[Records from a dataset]

⁂

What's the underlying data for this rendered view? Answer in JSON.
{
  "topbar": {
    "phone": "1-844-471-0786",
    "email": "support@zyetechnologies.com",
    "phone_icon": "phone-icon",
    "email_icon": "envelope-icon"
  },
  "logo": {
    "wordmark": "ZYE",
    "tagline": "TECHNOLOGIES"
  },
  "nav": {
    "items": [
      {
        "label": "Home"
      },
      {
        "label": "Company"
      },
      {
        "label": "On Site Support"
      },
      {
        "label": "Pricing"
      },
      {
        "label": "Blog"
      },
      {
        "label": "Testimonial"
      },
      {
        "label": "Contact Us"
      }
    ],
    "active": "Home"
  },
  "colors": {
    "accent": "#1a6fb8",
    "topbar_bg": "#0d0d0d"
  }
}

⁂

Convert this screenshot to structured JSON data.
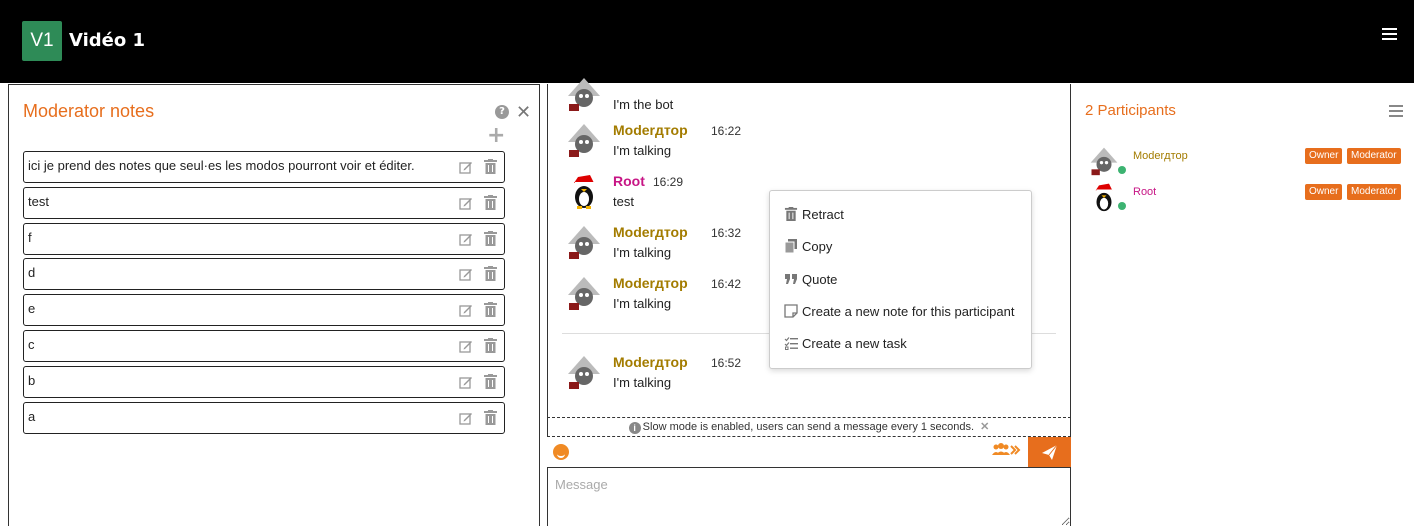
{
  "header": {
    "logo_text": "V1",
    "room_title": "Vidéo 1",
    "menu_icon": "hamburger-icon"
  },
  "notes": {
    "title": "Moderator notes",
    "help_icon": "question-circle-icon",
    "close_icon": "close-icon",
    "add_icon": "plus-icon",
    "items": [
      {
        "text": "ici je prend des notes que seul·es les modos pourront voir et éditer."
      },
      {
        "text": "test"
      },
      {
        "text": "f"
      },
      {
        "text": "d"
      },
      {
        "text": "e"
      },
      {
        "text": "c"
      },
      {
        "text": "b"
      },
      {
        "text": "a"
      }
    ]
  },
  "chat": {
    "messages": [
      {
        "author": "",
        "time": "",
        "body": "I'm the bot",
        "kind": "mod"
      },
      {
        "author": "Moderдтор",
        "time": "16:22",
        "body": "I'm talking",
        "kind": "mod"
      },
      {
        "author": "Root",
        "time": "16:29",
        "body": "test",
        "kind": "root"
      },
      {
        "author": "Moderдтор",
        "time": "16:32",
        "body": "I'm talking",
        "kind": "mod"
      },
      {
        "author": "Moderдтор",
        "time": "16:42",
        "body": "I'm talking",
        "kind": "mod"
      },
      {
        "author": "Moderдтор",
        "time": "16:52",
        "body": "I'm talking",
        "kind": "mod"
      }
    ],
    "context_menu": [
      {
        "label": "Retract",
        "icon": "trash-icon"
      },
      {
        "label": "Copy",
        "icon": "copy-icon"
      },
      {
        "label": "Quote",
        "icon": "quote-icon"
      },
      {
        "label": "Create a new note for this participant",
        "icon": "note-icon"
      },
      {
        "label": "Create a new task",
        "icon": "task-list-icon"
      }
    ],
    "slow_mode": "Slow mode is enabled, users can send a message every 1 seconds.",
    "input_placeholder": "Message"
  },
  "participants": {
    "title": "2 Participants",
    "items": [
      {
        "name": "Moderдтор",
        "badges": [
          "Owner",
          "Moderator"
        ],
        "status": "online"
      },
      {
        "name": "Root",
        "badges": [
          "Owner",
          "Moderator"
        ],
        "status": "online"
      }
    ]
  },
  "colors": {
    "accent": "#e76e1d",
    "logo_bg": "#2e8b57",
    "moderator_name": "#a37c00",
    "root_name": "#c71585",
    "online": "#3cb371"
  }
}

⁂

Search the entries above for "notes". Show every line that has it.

--- Solution to the exercise ---
  "notes": {
    "title": "Moderator notes",
        "text": "ici je prend des notes que seul·es les modos pourront voir et éditer."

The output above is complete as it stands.